Although Cuba’s government has sought to spur economic growth in recent years by shrinking the state sector, encouraging greater foreign investment, and expanding the private sector, the sluggish implementation and counterproductive nature of these measures and the ongoing crisis has enacted a deep toll on the quality of life of the Cuban people. Some of the economic measures aimed at the long-term improvement of the Cuban economy have had a dire impact on the ability of Cuban families to survive. In practice, the crisis has meant that Cubans are forced to endure hours-long energy blackouts and stagnated incomes, extreme inflation, and a lack of basic goods and services. The goods that are available on the shelves are often more expensive or in hard-to-obtain currencies such as the U.S. dollar. Lower-income families and Afro-Cubans bear the brunt of this as not all have equal access to foreign currency from abroad. Remittances are one of the top sources for Cuba’s hard currency and play a major role in the ability of many Cuban families and the private sector to survive the ongoing economic crisis on the island. As the Biden administration continues to hold back specifics on how its recent measures will successfully be implemented, Cuban-Americans and others continue to struggle to support their loved ones on the island.
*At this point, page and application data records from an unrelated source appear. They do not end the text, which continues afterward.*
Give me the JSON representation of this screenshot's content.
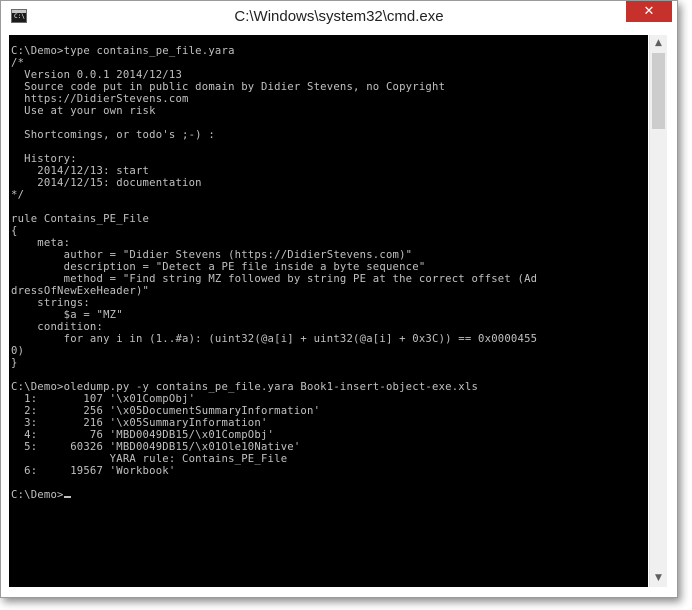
{
  "window": {
    "title": "C:\\Windows\\system32\\cmd.exe",
    "icon": "cmd-icon",
    "close_glyph": "✕"
  },
  "console": {
    "lines": [
      "C:\\Demo>type contains_pe_file.yara",
      "/*",
      "  Version 0.0.1 2014/12/13",
      "  Source code put in public domain by Didier Stevens, no Copyright",
      "  https://DidierStevens.com",
      "  Use at your own risk",
      "",
      "  Shortcomings, or todo's ;-) :",
      "",
      "  History:",
      "    2014/12/13: start",
      "    2014/12/15: documentation",
      "*/",
      "",
      "rule Contains_PE_File",
      "{",
      "    meta:",
      "        author = \"Didier Stevens (https://DidierStevens.com)\"",
      "        description = \"Detect a PE file inside a byte sequence\"",
      "        method = \"Find string MZ followed by string PE at the correct offset (Ad",
      "dressOfNewExeHeader)\"",
      "    strings:",
      "        $a = \"MZ\"",
      "    condition:",
      "        for any i in (1..#a): (uint32(@a[i] + uint32(@a[i] + 0x3C)) == 0x0000455",
      "0)",
      "}",
      "",
      "C:\\Demo>oledump.py -y contains_pe_file.yara Book1-insert-object-exe.xls",
      "  1:       107 '\\x01CompObj'",
      "  2:       256 '\\x05DocumentSummaryInformation'",
      "  3:       216 '\\x05SummaryInformation'",
      "  4:        76 'MBD0049DB15/\\x01CompObj'",
      "  5:     60326 'MBD0049DB15/\\x01Ole10Native'",
      "               YARA rule: Contains_PE_File",
      "  6:     19567 'Workbook'",
      "",
      "C:\\Demo>"
    ]
  },
  "scrollbar": {
    "up_glyph": "▲",
    "down_glyph": "▼"
  }
}
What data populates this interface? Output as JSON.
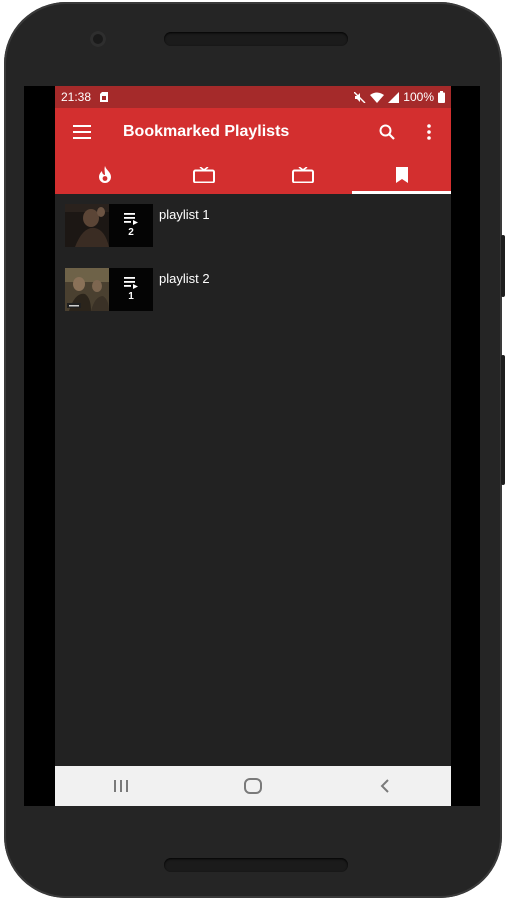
{
  "status_bar": {
    "time": "21:38",
    "battery": "100%"
  },
  "toolbar": {
    "title": "Bookmarked Playlists"
  },
  "tabs": [
    {
      "icon": "fire-icon",
      "active": false
    },
    {
      "icon": "tv-icon",
      "active": false
    },
    {
      "icon": "tv-icon",
      "active": false
    },
    {
      "icon": "bookmark-icon",
      "active": true
    }
  ],
  "playlists": [
    {
      "name": "playlist 1",
      "count": "2"
    },
    {
      "name": "playlist 2",
      "count": "1"
    }
  ],
  "colors": {
    "status_bar": "#a52a2a",
    "accent": "#d32f2f",
    "background": "#222222"
  }
}
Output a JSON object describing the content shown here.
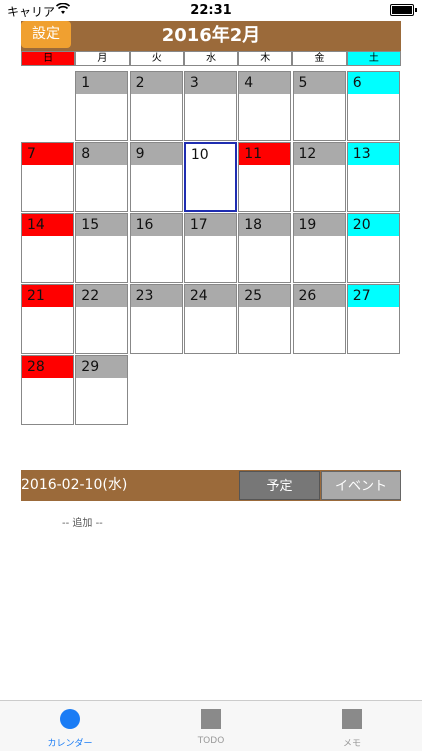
{
  "status": {
    "carrier": "キャリア",
    "time": "22:31"
  },
  "calendar": {
    "title": "2016年2月",
    "settings_label": "設定",
    "weekdays": [
      "日",
      "月",
      "火",
      "水",
      "木",
      "金",
      "土"
    ],
    "weeks": [
      [
        "",
        "1",
        "2",
        "3",
        "4",
        "5",
        "6"
      ],
      [
        "7",
        "8",
        "9",
        "10",
        "11",
        "12",
        "13"
      ],
      [
        "14",
        "15",
        "16",
        "17",
        "18",
        "19",
        "20"
      ],
      [
        "21",
        "22",
        "23",
        "24",
        "25",
        "26",
        "27"
      ],
      [
        "28",
        "29",
        "",
        "",
        "",
        "",
        ""
      ]
    ],
    "selected_day": "10",
    "holiday_day": "11",
    "colors": {
      "header": "#9b6a3a",
      "sunday": "#ff0000",
      "saturday": "#00ffff",
      "weekday": "#aaaaaa",
      "selected_border": "#1f2db0"
    }
  },
  "detail": {
    "date": "2016-02-10(水)",
    "yotei_label": "予定",
    "event_label": "イベント",
    "add_label": "-- 追加 --"
  },
  "tabs": [
    {
      "label": "カレンダー",
      "icon": "calendar-circle-icon",
      "active": true
    },
    {
      "label": "TODO",
      "icon": "todo-square-icon",
      "active": false
    },
    {
      "label": "メモ",
      "icon": "memo-square-icon",
      "active": false
    }
  ]
}
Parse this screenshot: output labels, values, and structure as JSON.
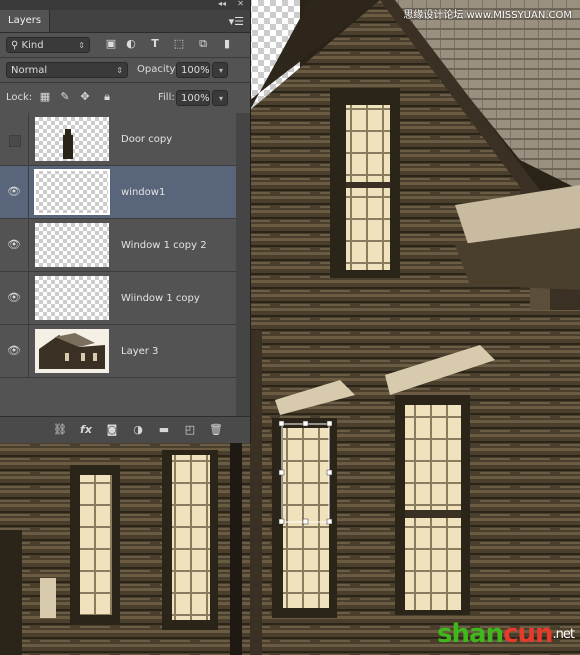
{
  "panel": {
    "tab_label": "Layers",
    "collapse_icon": "double-chevron-left",
    "close_icon": "close-x",
    "menu_icon": "hamburger-menu",
    "filter": {
      "kind_label": "Kind",
      "filter_icons": [
        "image-filter-icon",
        "adjustment-filter-icon",
        "type-filter-icon",
        "shape-filter-icon",
        "smart-object-filter-icon",
        "filter-toggle-icon"
      ]
    },
    "blend_mode": "Normal",
    "opacity_label": "Opacity:",
    "opacity_value": "100%",
    "lock_label": "Lock:",
    "fill_label": "Fill:",
    "fill_value": "100%",
    "layers": [
      {
        "name": "Door copy",
        "visible": false,
        "selected": false,
        "thumb": "door"
      },
      {
        "name": "window1",
        "visible": true,
        "selected": true,
        "thumb": "empty"
      },
      {
        "name": "Window 1 copy 2",
        "visible": true,
        "selected": false,
        "thumb": "empty"
      },
      {
        "name": "Wiindow 1 copy",
        "visible": true,
        "selected": false,
        "thumb": "empty"
      },
      {
        "name": "Layer 3",
        "visible": true,
        "selected": false,
        "thumb": "house"
      }
    ],
    "bottom_icons": [
      "link-layers-icon",
      "fx-icon",
      "add-mask-icon",
      "adjustment-layer-icon",
      "new-group-icon",
      "new-layer-icon",
      "delete-layer-icon"
    ],
    "fx_label": "fx"
  },
  "watermark_top": "思缘设计论坛 www.MISSYUAN.COM",
  "watermark_bottom": {
    "part1": "shan",
    "part2": "cun",
    "part3": ".net"
  },
  "colors": {
    "panel_bg": "#535353",
    "selected_row": "#59657a",
    "sepia_dark": "#2a2318",
    "sepia_light": "#e8dcb8"
  }
}
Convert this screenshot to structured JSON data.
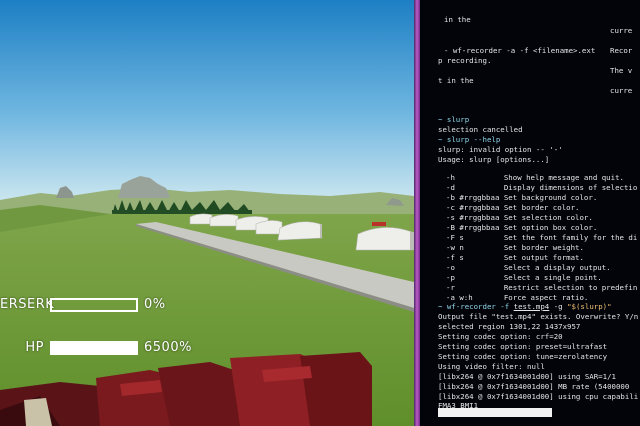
{
  "hud": {
    "berserk": {
      "label": "ERSERK",
      "value": "0%",
      "fill": 0.0
    },
    "hp": {
      "label": "HP",
      "value": "6500%",
      "fill": 1.0
    }
  },
  "terminal": {
    "lines": [
      "in the",
      "curre",
      "- wf-recorder -a -f <filename>.ext",
      "Recor",
      "p recording.",
      "The v",
      "t in the",
      "curre",
      "~ slurp",
      "selection cancelled",
      "~ slurp --help",
      "slurp: invalid option -- '-'",
      "Usage: slurp [options...]",
      "-h           Show help message and quit.",
      "-d           Display dimensions of selectio",
      "-b #rrggbbaa Set background color.",
      "-c #rrggbbaa Set border color.",
      "-s #rrggbbaa Set selection color.",
      "-B #rrggbbaa Set option box color.",
      "-F s         Set the font family for the di",
      "-w n         Set border weight.",
      "-f s         Set output format.",
      "-o           Select a display output.",
      "-p           Select a single point.",
      "-r           Restrict selection to predefin",
      "-a w:h       Force aspect ratio.",
      "~ wf-recorder -f ",
      "test.mp4",
      " -g ",
      "\"$(slurp)\"",
      "Output file \"test.mp4\" exists. Overwrite? Y/n",
      "selected region 1301,22 1437x957",
      "Setting codec option: crf=20",
      "Setting codec option: preset=ultrafast",
      "Setting codec option: tune=zerolatency",
      "Using video filter: null",
      "[libx264 @ 0x7f1634001d00] using SAR=1/1",
      "[libx264 @ 0x7f1634001d00] MB rate (5400000",
      "[libx264 @ 0x7f1634001d00] using cpu capabili",
      "FMA3 BMI1"
    ]
  },
  "colors": {
    "sky_top": "#1d7fc4",
    "sky_bottom": "#bfe0ee",
    "grass": "#6e9a36",
    "terminal_bg": "#02040a",
    "prompt": "#8fd7e8",
    "border_accent": "#c05ac8",
    "hud_text": "#ffffff"
  }
}
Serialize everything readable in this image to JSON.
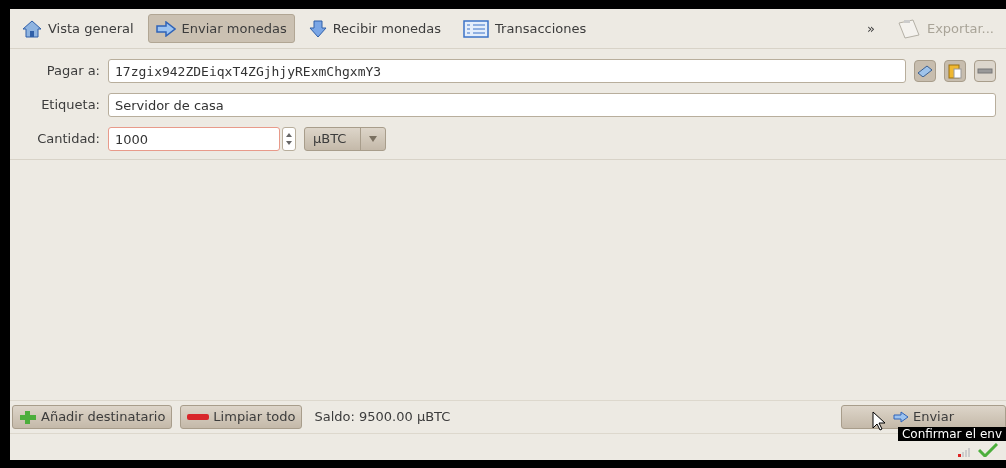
{
  "tabs": [
    {
      "label": "Vista general",
      "selected": false
    },
    {
      "label": "Enviar monedas",
      "selected": true
    },
    {
      "label": "Recibir monedas",
      "selected": false
    },
    {
      "label": "Transacciones",
      "selected": false
    }
  ],
  "overflow": "»",
  "export": {
    "label": "Exportar...",
    "disabled": true
  },
  "form": {
    "pay_to": {
      "label": "Pagar a:",
      "value": "17zgix942ZDEiqxT4ZGjhjyRExmChgxmY3"
    },
    "label": {
      "label": "Etiqueta:",
      "value": "Servidor de casa"
    },
    "amount": {
      "label": "Cantidad:",
      "value": "1000",
      "unit": "µBTC"
    }
  },
  "actions": {
    "add": "Añadir destinatario",
    "clear": "Limpiar todo",
    "balance": "Saldo: 9500.00 µBTC",
    "send": "Enviar"
  },
  "tooltip": "Confirmar el env",
  "status": {
    "synced": true
  }
}
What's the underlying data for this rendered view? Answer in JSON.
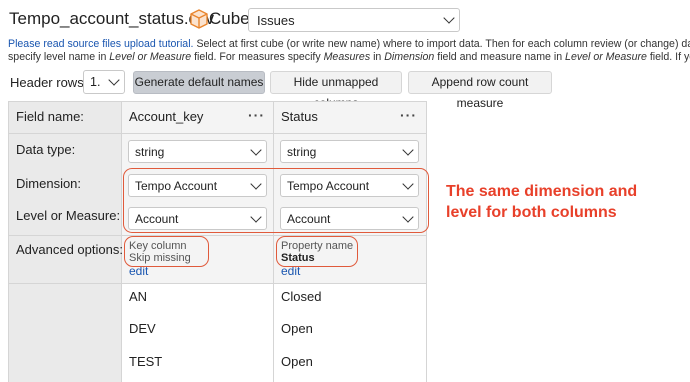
{
  "header": {
    "file_name": "Tempo_account_status.csv",
    "cube_label": "Cube:",
    "cube_value": "Issues",
    "cube_icon": "cube-icon"
  },
  "help": {
    "link_text": "Please read source files upload tutorial.",
    "line1_rest": " Select at first cube (or write new name) where to import data. Then for each column review (or change) da",
    "line2_a": "specify level name in ",
    "line2_b": "Level or Measure",
    "line2_c": " field. For measures specify ",
    "line2_d": "Measures",
    "line2_e": " in ",
    "line2_f": "Dimension",
    "line2_g": " field and measure name in ",
    "line2_h": "Level or Measure",
    "line2_i": " field. If you"
  },
  "toolbar": {
    "header_rows_label": "Header rows",
    "header_rows_value": "1.",
    "generate_label": "Generate default names",
    "hide_label": "Hide unmapped columns",
    "append_label": "Append row count measure"
  },
  "table": {
    "labels": {
      "field_name": "Field name:",
      "data_type": "Data type:",
      "dimension": "Dimension:",
      "level": "Level or Measure:",
      "advanced": "Advanced options:"
    },
    "columns": [
      {
        "name": "Account_key",
        "menu": "···",
        "data_type": "string",
        "dimension": "Tempo Account",
        "level": "Account",
        "options_line1": "Key column",
        "options_line2": "Skip missing",
        "edit": "edit",
        "rows": [
          "AN",
          "DEV",
          "TEST"
        ]
      },
      {
        "name": "Status",
        "menu": "···",
        "data_type": "string",
        "dimension": "Tempo Account",
        "level": "Account",
        "options_line1": "Property name",
        "options_line2": "Status",
        "edit": "edit",
        "rows": [
          "Closed",
          "Open",
          "Open"
        ]
      }
    ]
  },
  "annotation": {
    "line1": "The same dimension and",
    "line2": "level for both columns",
    "color": "#e8402a"
  }
}
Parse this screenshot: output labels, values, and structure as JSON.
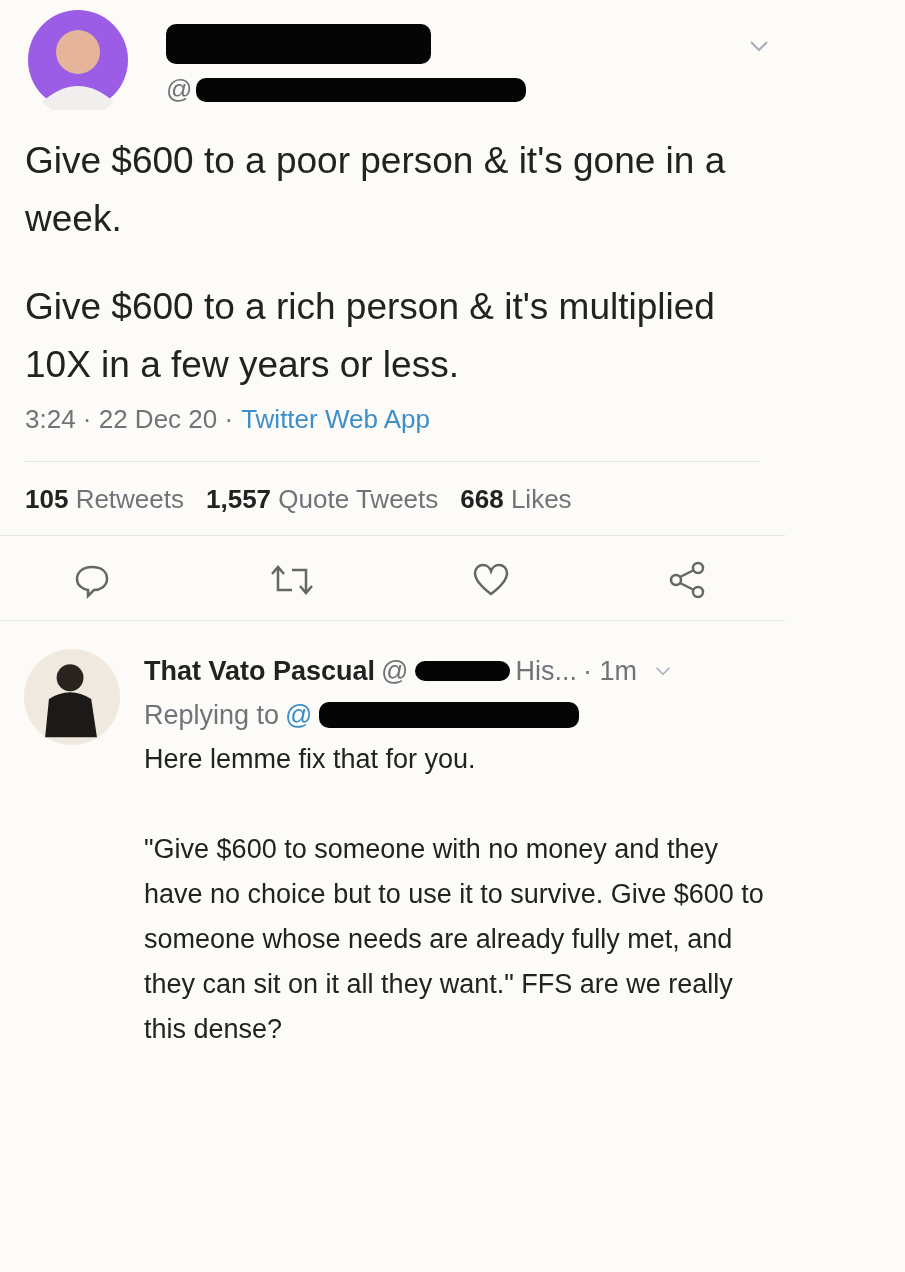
{
  "tweet": {
    "handle_visible": "@",
    "paragraphs": [
      "Give $600 to a poor person & it's gone in a week.",
      "Give $600 to a rich person & it's multiplied 10X in a few years or less."
    ],
    "time": "3:24 · 22 Dec 20 ·",
    "source": "Twitter Web App"
  },
  "stats": [
    {
      "count": "105",
      "label": "Retweets"
    },
    {
      "count": "1,557",
      "label": "Quote Tweets"
    },
    {
      "count": "668",
      "label": "Likes"
    }
  ],
  "actions": [
    {
      "kind": "reply"
    },
    {
      "kind": "retweet"
    },
    {
      "kind": "like"
    },
    {
      "kind": "share"
    }
  ],
  "reply": {
    "name": "That Vato Pascual",
    "handle_start": "@",
    "handle_end": "His...",
    "time": "· 1m",
    "replying_label": "Replying to",
    "replying_handle": "@",
    "paragraphs": [
      "Here lemme fix that for you.",
      "\"Give $600 to someone with no money and they have no choice but to use it to survive. Give $600 to someone whose needs are already fully met, and they can sit on it all they want.\" FFS are we really this dense?"
    ]
  }
}
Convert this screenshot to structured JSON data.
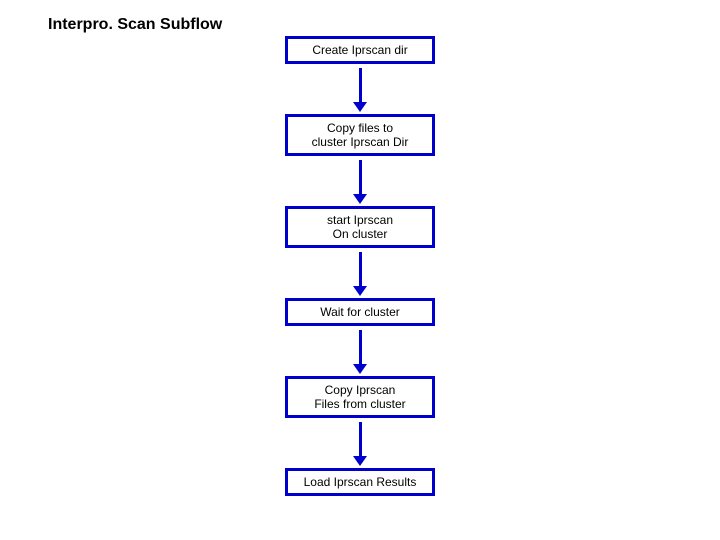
{
  "title": "Interpro. Scan Subflow",
  "chart_data": {
    "type": "flowchart",
    "direction": "top-to-bottom",
    "nodes": [
      {
        "id": "n1",
        "label_lines": [
          "Create Iprscan dir"
        ]
      },
      {
        "id": "n2",
        "label_lines": [
          "Copy files to",
          "cluster Iprscan Dir"
        ]
      },
      {
        "id": "n3",
        "label_lines": [
          "start Iprscan",
          "On cluster"
        ]
      },
      {
        "id": "n4",
        "label_lines": [
          "Wait for cluster"
        ]
      },
      {
        "id": "n5",
        "label_lines": [
          "Copy Iprscan",
          "Files from cluster"
        ]
      },
      {
        "id": "n6",
        "label_lines": [
          "Load Iprscan Results"
        ]
      }
    ],
    "edges": [
      {
        "from": "n1",
        "to": "n2"
      },
      {
        "from": "n2",
        "to": "n3"
      },
      {
        "from": "n3",
        "to": "n4"
      },
      {
        "from": "n4",
        "to": "n5"
      },
      {
        "from": "n5",
        "to": "n6"
      }
    ],
    "style": {
      "node_border_color": "#0000cd",
      "node_fill_color": "#ffffff",
      "arrow_color": "#0000cd"
    }
  }
}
Cuba’s economic crisis—defined by extreme inflation, a shrinking GDP, the accumulation of social debts, goods shortages, high external dependency, and weak economic growth—leaves many questions about the island’s economic development and its future overall.
On Friday, September 9, 2022 at 10:00 a.m. EST, join the Center for Democracy in the Americas (CDA) and the Washington Office on Latin America (WOLA) for a discussion with experts on the current state of Cuba’s crisis, how it differs from the special period in the 90s, and the island’s future overall. A Compounding Crisis: Domestic Shortcomings, U.S. policies, and the Impact on Everyday Cubans will explore weaknesses within Cuba’s economic model, recently announced economic reforms, the role of remittances and the Cuban diaspora, and how U.S. sanctions disproportionately impact Cuban families and the private sector while having relatively unchanged levels of impact on the state economy.
Friday, September 9, 2022
10:00 a.m. – 11:30 a.m. EST
Cuban Economist and Entrepreneur
Doctoral Candidate in Economics at
the University of Massachusetts, Amherst
Doctoral Candidate in Public Policy
at the University of Massachusetts, Boston
Research Fellow at the Center for Latin American
and Latino Studies at American University
This event will be livestreamed via WOLA’s YouTube page.